This paper describes a completely automated end-to-end object detection system combining convolutional networks and Transformers. The new model shows competitive performance on par with Faster R-CNN and can be generalized to other tasks such as panoptic segmentation.
What can we learn from this paper?
That Transformer architectures can be effectively used for object detection tasks.
Prerequisites (to understand the paper, what does one need to be familiar with?)
- Object detection
- Convolutional networks
- Transformer networks
Object detection is one of the most common tasks in computer vision, and there are many research papers and deep learning architectures devoted to this task. In the popular Faster R-CNN architecture and its variants, the first stage deep network proposes a set of bounding boxes in the image that may contain objects based on initial anchor regions, which is then trimmed using non-maximum suppression and provided to the second stage for classification. Both stages share the same convolutional feature maps, contributing to the efficiency of the overall system. Still, the overall architecture is quite big and complex, causing the need for less accurate, but smaller and faster alternatives such as YOLO and SSD, which are used in many practical applications.
In this paper, the authors propose a different deep learning architecture named DETR (DEtection TRansformer), which directly predicts the set of objects detected in each image. To train the algorithm and evaluate its performance, a loss function is defined which is a sum of negative log-likelihood loss for classification and a combination of L1 (absolute difference) and generalized Intersection over Union (IoU) losses for the bounding box coordinates. The loss is based on matching each ground truth object to a predicted object, for which the Hungarian algorithm is used.
The architecture of DETR consists of a backbone CNN such as an ImageNet-pretrained ResNet, followed by a full encoder-decoder Transformer and a simple feedforward network for the final detection prediction. The Transformer part gives the attention mechanism to account for relationships between the objects and to provide a global context.
The resulting network was evaluated on the COCO 2017 dataset. Against the Faster R-CNN baseline, the new model achieved slightly superior performance with a similar number of parameters, or similar performance when a smaller and faster backbone network was used.
By adding a mask head on top of the decoder outputs, DETR can also be used for panoptic segmentation (a combination of semantic and instance segmentation). On the COCO dataset, the new approach achieved close to the state of the art (very few papers and results are available so far for this newer task).

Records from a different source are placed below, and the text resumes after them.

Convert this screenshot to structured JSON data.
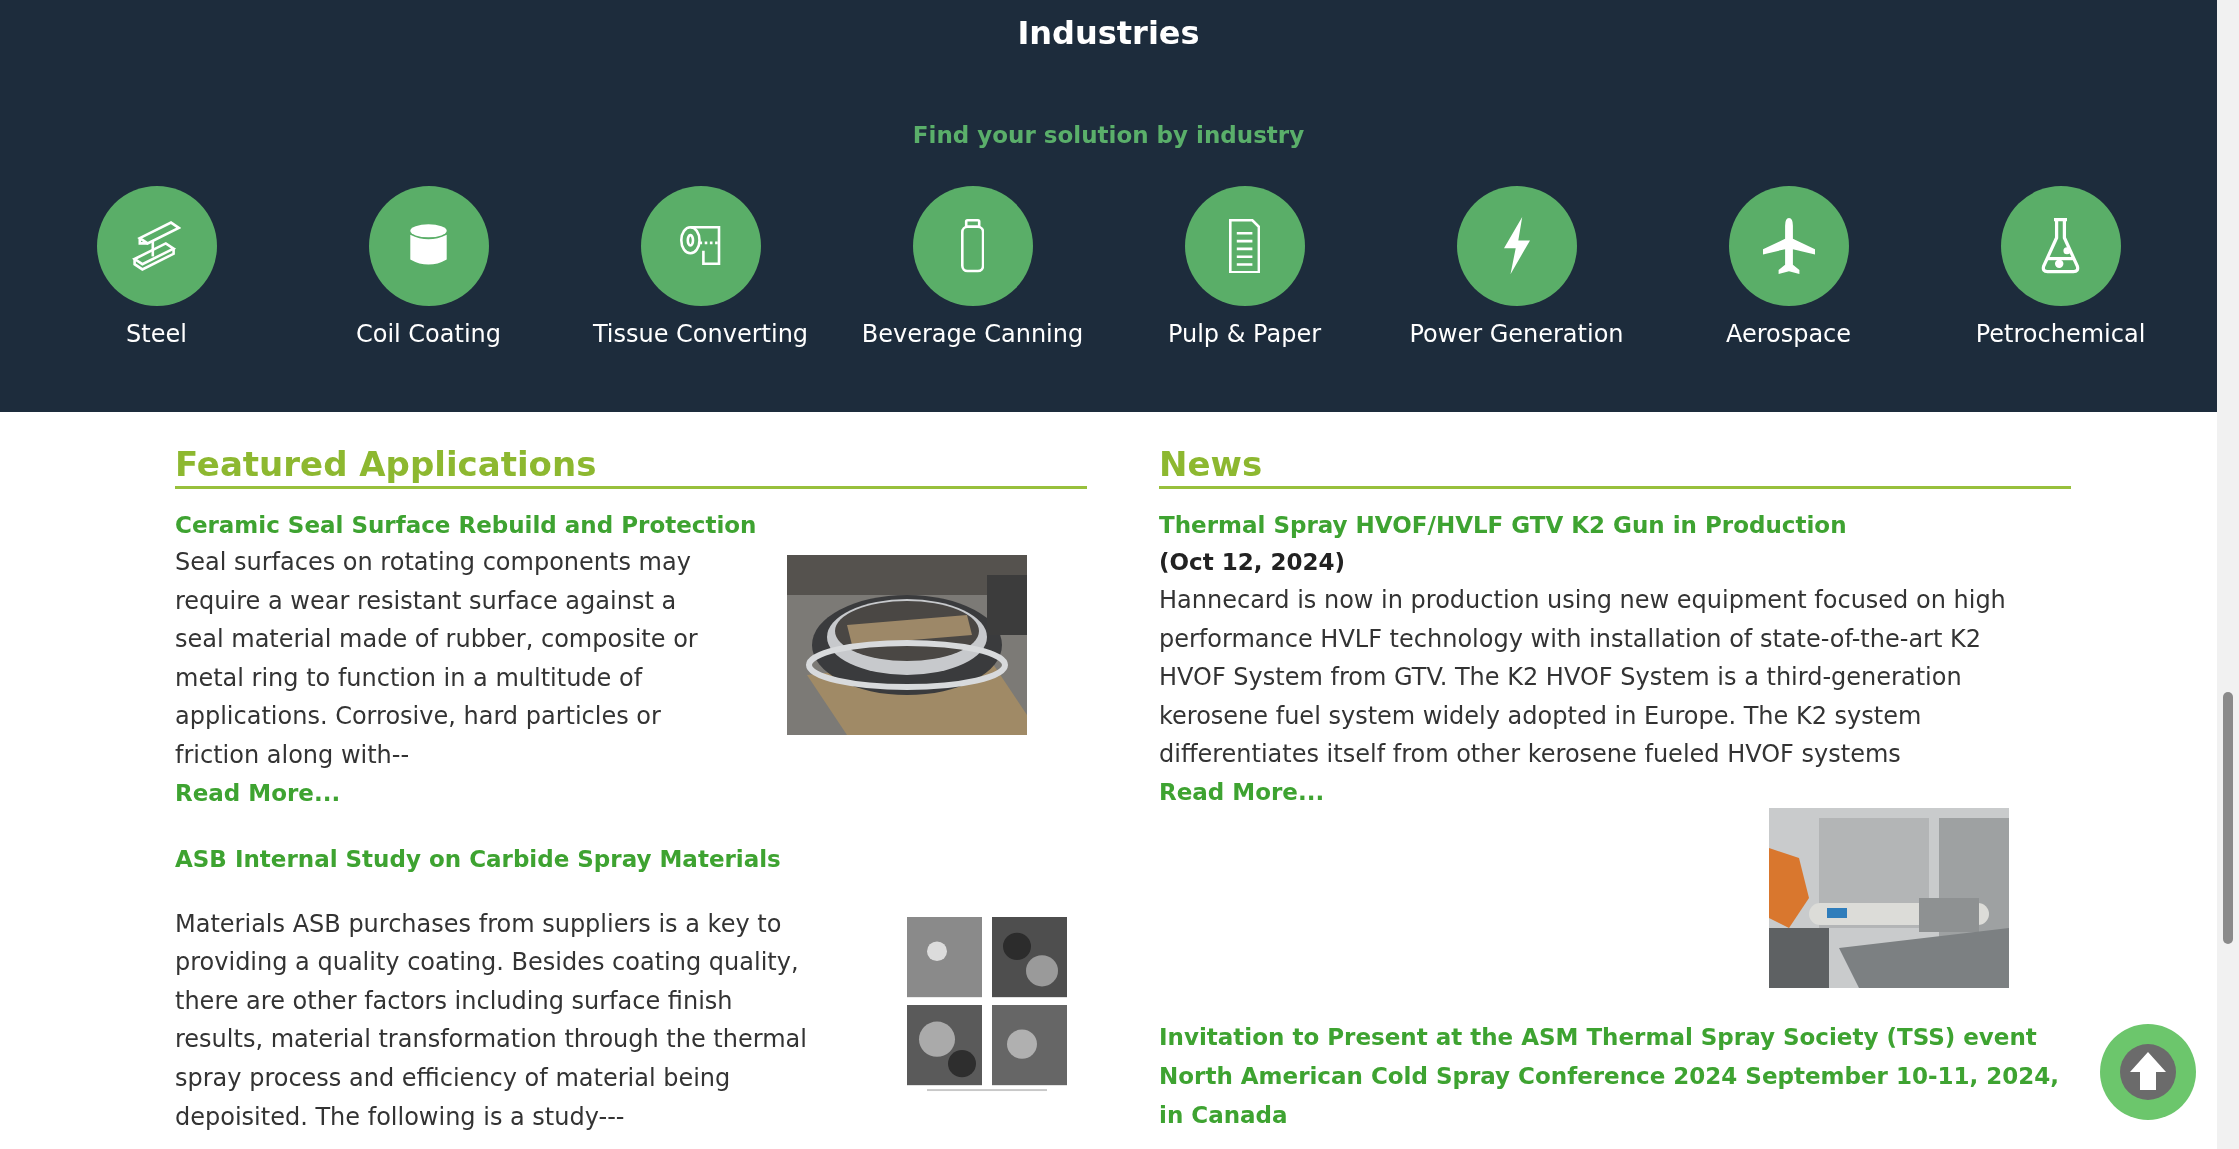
{
  "industries": {
    "title": "Industries",
    "subtitle": "Find your solution by industry",
    "items": [
      {
        "label": "Steel"
      },
      {
        "label": "Coil Coating"
      },
      {
        "label": "Tissue Converting"
      },
      {
        "label": "Beverage Canning"
      },
      {
        "label": "Pulp & Paper"
      },
      {
        "label": "Power Generation"
      },
      {
        "label": "Aerospace"
      },
      {
        "label": "Petrochemical"
      }
    ]
  },
  "featured": {
    "heading": "Featured Applications",
    "articles": [
      {
        "title": "Ceramic Seal Surface Rebuild and Protection",
        "body": "Seal surfaces on rotating components may require a wear resistant surface against a seal material made of rubber, composite or metal ring to function in a multitude of applications. Corrosive, hard particles or friction along with--",
        "read_more": "Read More..."
      },
      {
        "title": "ASB Internal Study on Carbide Spray Materials",
        "body": "Materials  ASB purchases from suppliers is a key to providing a quality coating. Besides coating quality, there are other factors including surface finish results, material transformation through the thermal spray process and efficiency of material being depoisited.  The following is a study---"
      }
    ]
  },
  "news": {
    "heading": "News",
    "articles": [
      {
        "title": "Thermal Spray HVOF/HVLF GTV K2 Gun in Production",
        "date": "(Oct 12, 2024)",
        "body": "Hannecard is now in production using new equipment focused on high performance HVLF technology with installation of state-of-the-art K2 HVOF System from GTV. The K2 HVOF System is a third-generation kerosene fuel system widely adopted in Europe. The K2 system differentiates itself from other kerosene fueled HVOF systems",
        "read_more": "Read More..."
      },
      {
        "title": "Invitation to Present at the ASM Thermal Spray Society (TSS) event North American Cold Spray Conference 2024 September 10-11, 2024, in Canada"
      }
    ]
  }
}
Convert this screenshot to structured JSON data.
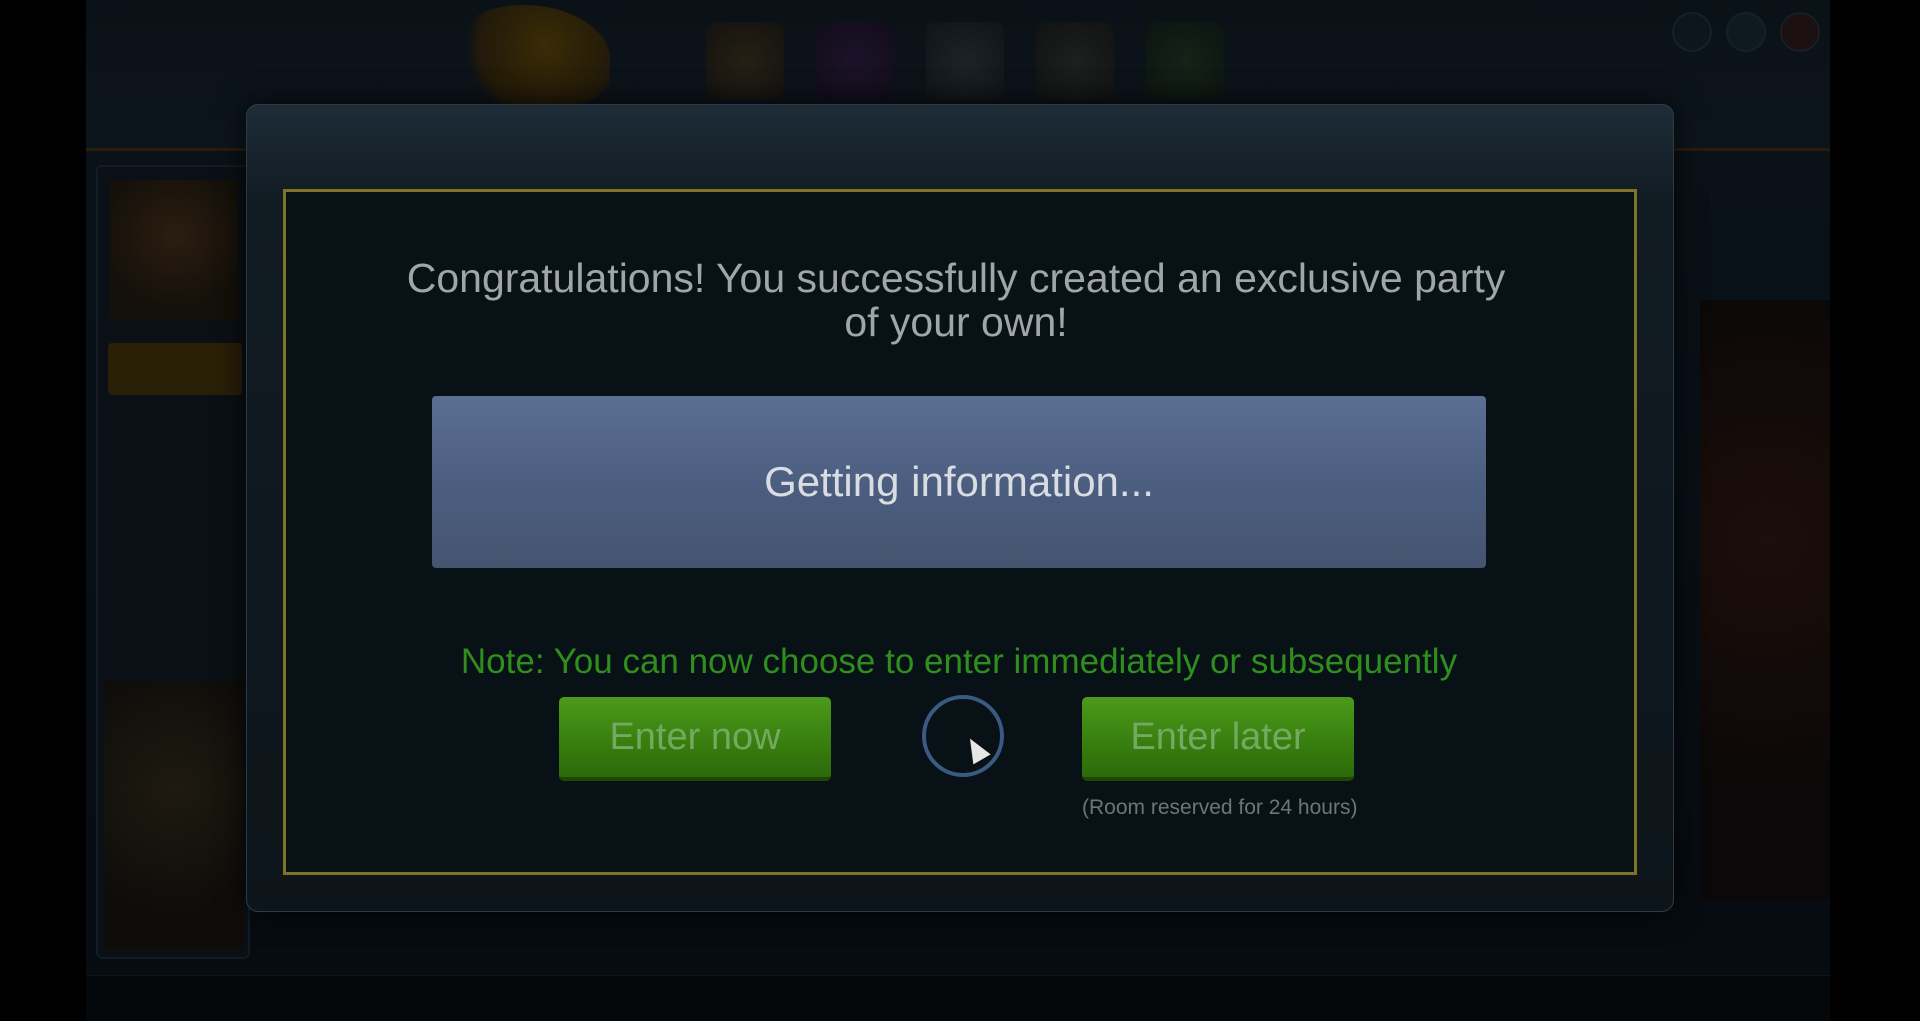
{
  "dialog": {
    "message": "Congratulations! You successfully created an exclusive party of your own!",
    "status_text": "Getting information...",
    "note": "Note: You can now choose to enter immediately or subsequently",
    "enter_now_label": "Enter now",
    "enter_later_label": "Enter later",
    "reserved_text": "(Room reserved for 24 hours)"
  },
  "colors": {
    "border_gold": "#7f7326",
    "button_green": "#3a8210",
    "note_green": "#2f8e1d",
    "info_box_blue": "#5b6f93"
  },
  "icons": {
    "nav": [
      "house-icon",
      "people-icon",
      "shield-icon",
      "bank-icon",
      "arrow-icon"
    ],
    "corner": [
      "settings-icon",
      "sound-icon",
      "close-icon"
    ]
  }
}
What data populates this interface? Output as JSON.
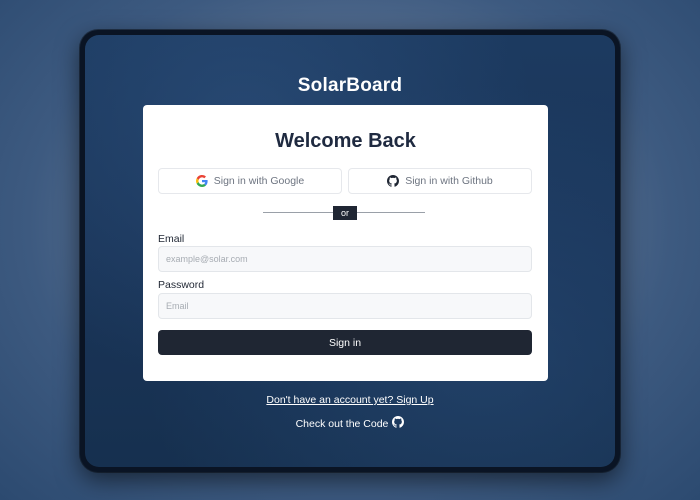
{
  "app": {
    "brand": "SolarBoard"
  },
  "card": {
    "heading": "Welcome Back",
    "google_button": "Sign in with Google",
    "github_button": "Sign in with Github",
    "divider_text": "or",
    "email_label": "Email",
    "email_placeholder": "example@solar.com",
    "password_label": "Password",
    "password_placeholder": "Email",
    "submit_button": "Sign in"
  },
  "footer": {
    "signup_link": "Don't have an account yet? Sign Up",
    "code_link": "Check out the Code"
  },
  "icons": {
    "google": "google-icon",
    "github": "github-icon"
  },
  "colors": {
    "primary_button": "#1f2633",
    "background": "#1c3a60",
    "card": "#ffffff"
  }
}
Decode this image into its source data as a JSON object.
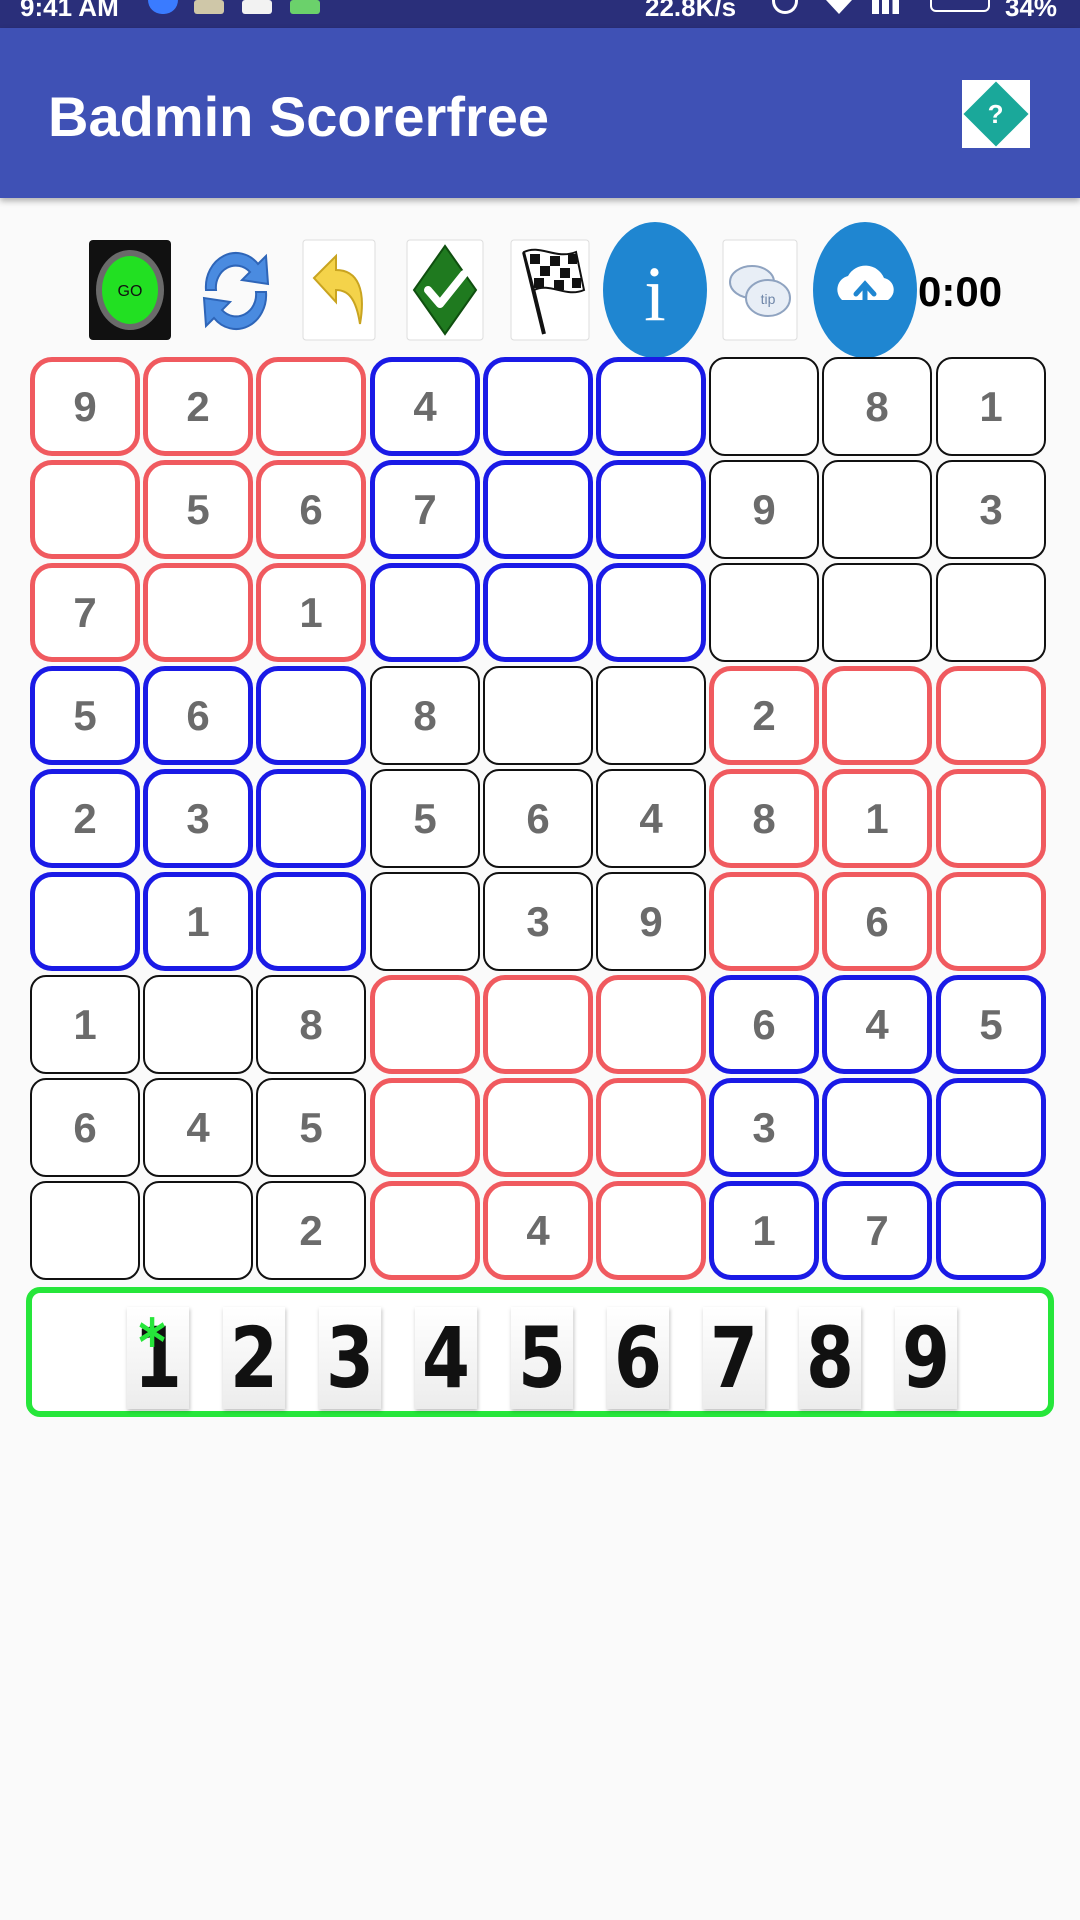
{
  "status_bar": {
    "time": "9:41 AM",
    "speed": "22.8K/s",
    "battery": "34%"
  },
  "app_bar": {
    "title": "Badmin Scorerfree",
    "help_label": "?"
  },
  "toolbar": {
    "go_label": "GO",
    "info_label": "i",
    "tip_label": "tip",
    "timer": "0:00"
  },
  "grid": {
    "rows": [
      [
        "9",
        "2",
        "",
        "4",
        "",
        "",
        "",
        "8",
        "1"
      ],
      [
        "",
        "5",
        "6",
        "7",
        "",
        "",
        "9",
        "",
        "3"
      ],
      [
        "7",
        "",
        "1",
        "",
        "",
        "",
        "",
        "",
        ""
      ],
      [
        "5",
        "6",
        "",
        "8",
        "",
        "",
        "2",
        "",
        ""
      ],
      [
        "2",
        "3",
        "",
        "5",
        "6",
        "4",
        "8",
        "1",
        ""
      ],
      [
        "",
        "1",
        "",
        "",
        "3",
        "9",
        "",
        "6",
        ""
      ],
      [
        "1",
        "",
        "8",
        "",
        "",
        "",
        "6",
        "4",
        "5"
      ],
      [
        "6",
        "4",
        "5",
        "",
        "",
        "",
        "3",
        "",
        ""
      ],
      [
        "",
        "",
        "2",
        "",
        "4",
        "",
        "1",
        "7",
        ""
      ]
    ],
    "box_colors": [
      [
        "red",
        "blue",
        "black"
      ],
      [
        "blue",
        "black",
        "red"
      ],
      [
        "black",
        "red",
        "blue"
      ]
    ]
  },
  "numpad": {
    "keys": [
      "1",
      "2",
      "3",
      "4",
      "5",
      "6",
      "7",
      "8",
      "9"
    ],
    "selected_marker": "*"
  },
  "colors": {
    "app_bar": "#3f51b5",
    "status_bar": "#2a2f7a",
    "red_box": "#f05a5f",
    "blue_box": "#1a1ae6",
    "numpad_border": "#26e63a"
  }
}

While the performance of DETR as reported in the paper was noticeably lower than the current state of the art in object detection, its conceptual simplicity and the end-to-end nature, combined with it being just the first step and the possibility of future improvements, make it a very interesting new approach.